DATA SUPPLIED below:

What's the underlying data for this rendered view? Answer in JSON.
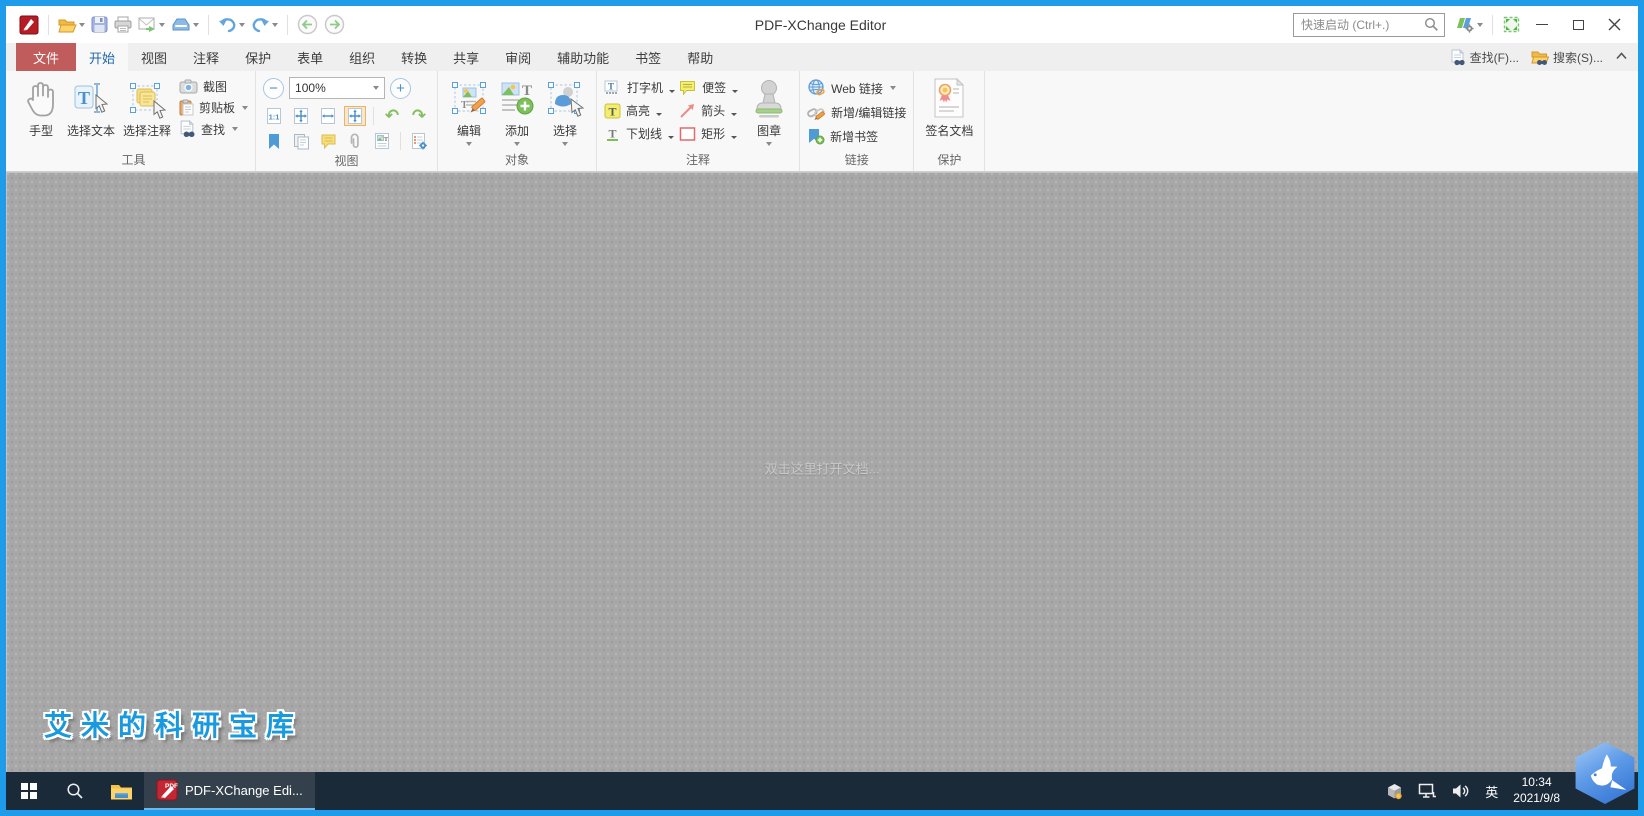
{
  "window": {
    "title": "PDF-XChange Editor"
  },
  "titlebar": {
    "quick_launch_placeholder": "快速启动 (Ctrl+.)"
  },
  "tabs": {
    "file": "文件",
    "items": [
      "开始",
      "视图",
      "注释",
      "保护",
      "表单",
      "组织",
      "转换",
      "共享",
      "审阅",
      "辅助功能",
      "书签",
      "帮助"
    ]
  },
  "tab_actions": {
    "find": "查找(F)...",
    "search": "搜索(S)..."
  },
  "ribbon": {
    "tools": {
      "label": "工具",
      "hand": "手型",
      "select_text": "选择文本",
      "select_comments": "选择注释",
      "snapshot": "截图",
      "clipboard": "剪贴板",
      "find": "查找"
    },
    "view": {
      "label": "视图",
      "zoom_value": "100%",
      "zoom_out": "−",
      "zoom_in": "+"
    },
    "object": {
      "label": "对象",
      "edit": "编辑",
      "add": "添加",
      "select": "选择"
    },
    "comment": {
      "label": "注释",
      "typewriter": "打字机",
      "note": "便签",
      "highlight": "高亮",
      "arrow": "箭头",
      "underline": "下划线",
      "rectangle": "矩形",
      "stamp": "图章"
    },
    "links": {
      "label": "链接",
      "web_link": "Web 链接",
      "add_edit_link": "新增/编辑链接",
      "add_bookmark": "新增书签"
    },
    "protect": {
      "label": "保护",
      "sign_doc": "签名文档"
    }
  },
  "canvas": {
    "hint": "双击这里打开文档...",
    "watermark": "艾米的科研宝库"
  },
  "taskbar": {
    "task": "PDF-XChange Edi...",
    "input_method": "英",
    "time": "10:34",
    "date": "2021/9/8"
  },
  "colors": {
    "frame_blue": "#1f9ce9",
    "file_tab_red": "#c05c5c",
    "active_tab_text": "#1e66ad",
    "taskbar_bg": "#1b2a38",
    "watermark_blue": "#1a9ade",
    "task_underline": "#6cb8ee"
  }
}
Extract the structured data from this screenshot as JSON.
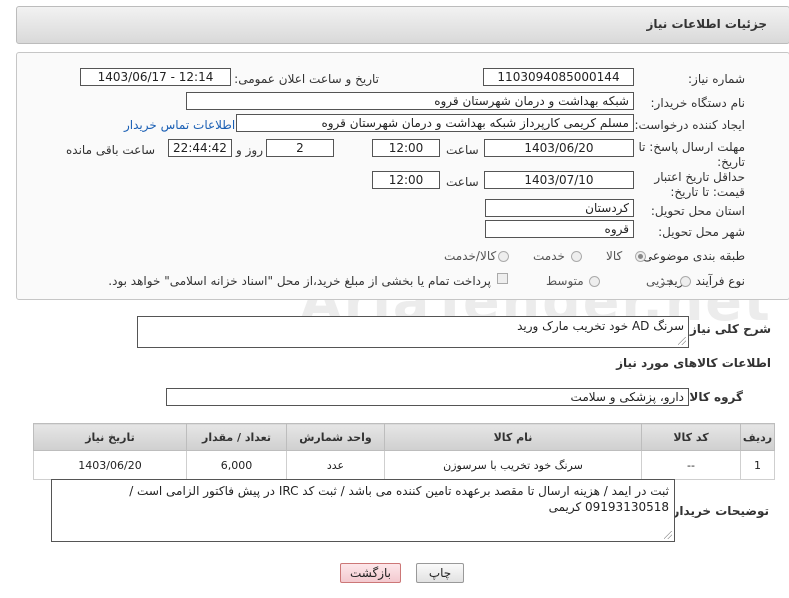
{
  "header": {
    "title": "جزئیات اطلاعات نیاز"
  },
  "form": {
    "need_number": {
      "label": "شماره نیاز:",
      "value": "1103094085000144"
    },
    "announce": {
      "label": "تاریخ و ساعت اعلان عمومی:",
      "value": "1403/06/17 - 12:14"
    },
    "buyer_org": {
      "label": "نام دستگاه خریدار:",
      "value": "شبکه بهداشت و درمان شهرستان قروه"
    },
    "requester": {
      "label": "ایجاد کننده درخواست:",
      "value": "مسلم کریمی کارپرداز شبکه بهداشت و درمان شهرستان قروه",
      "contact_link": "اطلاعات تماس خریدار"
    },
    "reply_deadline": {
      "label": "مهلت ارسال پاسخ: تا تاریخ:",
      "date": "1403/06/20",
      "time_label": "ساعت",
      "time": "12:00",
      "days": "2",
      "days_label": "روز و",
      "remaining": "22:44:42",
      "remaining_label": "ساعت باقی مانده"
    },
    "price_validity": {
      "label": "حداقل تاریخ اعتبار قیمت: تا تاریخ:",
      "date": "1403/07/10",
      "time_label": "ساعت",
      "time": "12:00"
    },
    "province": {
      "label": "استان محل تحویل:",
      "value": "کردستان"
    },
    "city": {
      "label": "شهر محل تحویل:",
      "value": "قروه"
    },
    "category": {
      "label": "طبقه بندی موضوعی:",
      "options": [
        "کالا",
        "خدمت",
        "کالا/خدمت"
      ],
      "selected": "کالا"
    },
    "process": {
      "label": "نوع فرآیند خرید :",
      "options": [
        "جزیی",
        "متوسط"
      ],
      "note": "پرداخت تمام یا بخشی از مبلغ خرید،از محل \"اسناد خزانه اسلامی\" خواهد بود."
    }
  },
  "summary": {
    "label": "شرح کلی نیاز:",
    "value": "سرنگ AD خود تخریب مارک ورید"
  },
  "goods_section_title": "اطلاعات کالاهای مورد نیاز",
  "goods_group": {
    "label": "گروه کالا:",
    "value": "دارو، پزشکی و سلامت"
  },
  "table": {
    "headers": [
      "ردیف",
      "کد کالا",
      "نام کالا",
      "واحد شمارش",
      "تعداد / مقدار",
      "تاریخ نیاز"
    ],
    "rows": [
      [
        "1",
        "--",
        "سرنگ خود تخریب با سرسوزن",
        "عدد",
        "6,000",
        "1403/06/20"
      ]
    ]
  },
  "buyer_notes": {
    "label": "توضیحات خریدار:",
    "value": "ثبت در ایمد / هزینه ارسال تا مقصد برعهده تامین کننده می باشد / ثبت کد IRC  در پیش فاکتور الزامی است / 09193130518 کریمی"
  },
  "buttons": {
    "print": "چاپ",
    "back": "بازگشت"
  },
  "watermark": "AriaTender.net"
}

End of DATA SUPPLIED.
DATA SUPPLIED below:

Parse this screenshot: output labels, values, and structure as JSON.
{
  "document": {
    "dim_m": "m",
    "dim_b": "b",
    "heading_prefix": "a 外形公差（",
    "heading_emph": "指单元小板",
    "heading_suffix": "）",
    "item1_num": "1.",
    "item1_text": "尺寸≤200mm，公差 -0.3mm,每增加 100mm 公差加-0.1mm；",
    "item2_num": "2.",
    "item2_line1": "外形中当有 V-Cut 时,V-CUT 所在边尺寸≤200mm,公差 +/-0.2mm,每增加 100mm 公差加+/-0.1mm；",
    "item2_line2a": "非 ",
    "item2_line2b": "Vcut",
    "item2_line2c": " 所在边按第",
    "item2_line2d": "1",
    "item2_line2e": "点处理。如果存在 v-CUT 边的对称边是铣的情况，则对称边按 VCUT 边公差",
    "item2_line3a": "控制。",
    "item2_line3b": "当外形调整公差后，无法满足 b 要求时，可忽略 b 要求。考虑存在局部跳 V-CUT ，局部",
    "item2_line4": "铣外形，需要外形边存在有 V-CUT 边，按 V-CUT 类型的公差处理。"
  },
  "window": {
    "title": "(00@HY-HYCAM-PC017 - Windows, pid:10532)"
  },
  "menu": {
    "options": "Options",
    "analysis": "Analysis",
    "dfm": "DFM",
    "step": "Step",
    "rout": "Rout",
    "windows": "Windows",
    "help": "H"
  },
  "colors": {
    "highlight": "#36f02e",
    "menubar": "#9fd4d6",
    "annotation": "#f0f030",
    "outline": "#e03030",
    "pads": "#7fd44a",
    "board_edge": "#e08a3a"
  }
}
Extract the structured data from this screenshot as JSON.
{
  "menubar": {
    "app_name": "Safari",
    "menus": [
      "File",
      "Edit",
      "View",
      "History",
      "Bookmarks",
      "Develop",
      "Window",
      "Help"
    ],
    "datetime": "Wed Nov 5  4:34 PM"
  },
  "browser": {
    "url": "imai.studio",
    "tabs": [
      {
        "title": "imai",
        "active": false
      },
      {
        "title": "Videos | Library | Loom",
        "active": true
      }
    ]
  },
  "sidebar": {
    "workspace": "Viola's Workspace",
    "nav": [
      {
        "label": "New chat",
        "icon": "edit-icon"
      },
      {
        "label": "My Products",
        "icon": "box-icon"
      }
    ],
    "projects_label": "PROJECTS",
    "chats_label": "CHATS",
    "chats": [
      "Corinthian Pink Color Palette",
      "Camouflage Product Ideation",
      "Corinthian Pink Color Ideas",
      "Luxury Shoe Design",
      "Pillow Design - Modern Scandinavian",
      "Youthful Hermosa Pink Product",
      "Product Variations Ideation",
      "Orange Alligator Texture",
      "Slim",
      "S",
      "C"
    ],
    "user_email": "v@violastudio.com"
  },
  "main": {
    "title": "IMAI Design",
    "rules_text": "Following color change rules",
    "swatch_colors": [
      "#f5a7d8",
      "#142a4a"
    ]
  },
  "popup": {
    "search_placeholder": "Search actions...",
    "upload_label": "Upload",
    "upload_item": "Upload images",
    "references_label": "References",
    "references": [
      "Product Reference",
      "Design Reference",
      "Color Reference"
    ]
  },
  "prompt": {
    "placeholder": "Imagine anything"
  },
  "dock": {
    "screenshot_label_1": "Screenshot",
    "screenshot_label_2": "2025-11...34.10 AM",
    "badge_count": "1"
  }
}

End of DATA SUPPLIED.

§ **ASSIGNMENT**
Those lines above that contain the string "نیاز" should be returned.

§ **TASK ANSWER**
    "title": "جزئیات اطلاعات نیاز"
      "label": "شماره نیاز:",
    "label": "شرح کلی نیاز:",
  "goods_section_title": "اطلاعات کالاهای مورد نیاز",
      "تاریخ نیاز"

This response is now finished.